Let’s try a thought experiment. Imagine that George Osborne were to stand up in the House of Commons and declare that, in order to avoid a new economic crisis, he had decided to raid our pension funds. The Treasury, he would say, had reluctantly concluded that it had no choice but to confiscate about £74 billion from what we’ve all been saving for our retirement. Furthermore, VAT would have to rise by another 2 per cent. The cash would be used to reduce the interest rates paid by Britain’s borrowers (his Government chief among them). And yes, he would add, it probably seems grossly unfair to transfer wealth from the thrifty to the profligate, but this is an emergency. The alternative is another banking crisis, or a new Great Depression.
If Mr Osborne did say all that, there would be uproar. The Chancellor would face unflattering comparisons with Robert Maxwell. Pensioners would be protesting outside Westminster, asking what right the Government had to steal their savings.

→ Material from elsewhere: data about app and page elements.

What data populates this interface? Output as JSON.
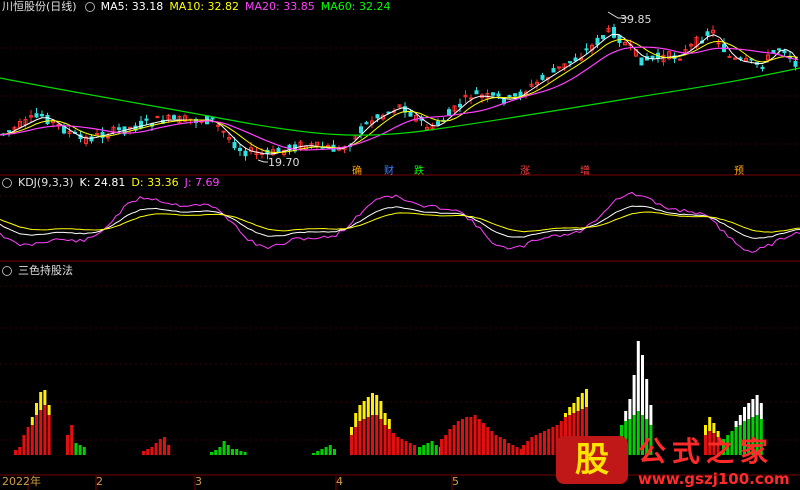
{
  "main_legend": {
    "title": "川恒股份(日线)",
    "ma5": "MA5: 33.18",
    "ma10": "MA10: 32.82",
    "ma20": "MA20: 33.85",
    "ma60": "MA60: 32.24",
    "colors": {
      "ma5": "#ffffff",
      "ma10": "#ffff00",
      "ma20": "#ff40ff",
      "ma60": "#00ff00"
    }
  },
  "main_panel": {
    "high_label": "39.85",
    "low_label": "19.70",
    "signals": [
      "确",
      "财",
      "跌",
      "涨",
      "增",
      "预"
    ],
    "signal_colors": [
      "#ffa500",
      "#4080ff",
      "#00ff00",
      "#ff4040",
      "#ff4040",
      "#ffa500"
    ]
  },
  "kdj_legend": {
    "title": "KDJ(9,3,3)",
    "k": "K: 24.81",
    "d": "D: 33.36",
    "j": "J: 7.69",
    "colors": {
      "k": "#ffffff",
      "d": "#ffff00",
      "j": "#ff40ff"
    }
  },
  "third_legend": {
    "title": "三色持股法"
  },
  "x_axis": {
    "labels": [
      "2022年",
      "2",
      "3",
      "4",
      "5"
    ]
  },
  "watermark": {
    "badge": "股",
    "title": "公式之家",
    "url": "www.gszj100.com"
  },
  "chart_data": [
    {
      "type": "candlestick",
      "panel": "price",
      "series": [
        {
          "name": "MA5"
        },
        {
          "name": "MA10"
        },
        {
          "name": "MA20"
        },
        {
          "name": "MA60"
        }
      ],
      "annotations": [
        {
          "text": "39.85",
          "kind": "high"
        },
        {
          "text": "19.70",
          "kind": "low"
        }
      ]
    },
    {
      "type": "line",
      "panel": "KDJ(9,3,3)",
      "series": [
        {
          "name": "K",
          "last": 24.81
        },
        {
          "name": "D",
          "last": 33.36
        },
        {
          "name": "J",
          "last": 7.69
        }
      ]
    },
    {
      "type": "bar",
      "panel": "三色持股法",
      "colors": [
        "#e01010",
        "#ffff00",
        "#00e000",
        "#ffffff"
      ]
    }
  ]
}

The Institute for Fiscal Studies would publish graphs showing the “unfairness” of a VAT rise, since it would hit the poorest hardest.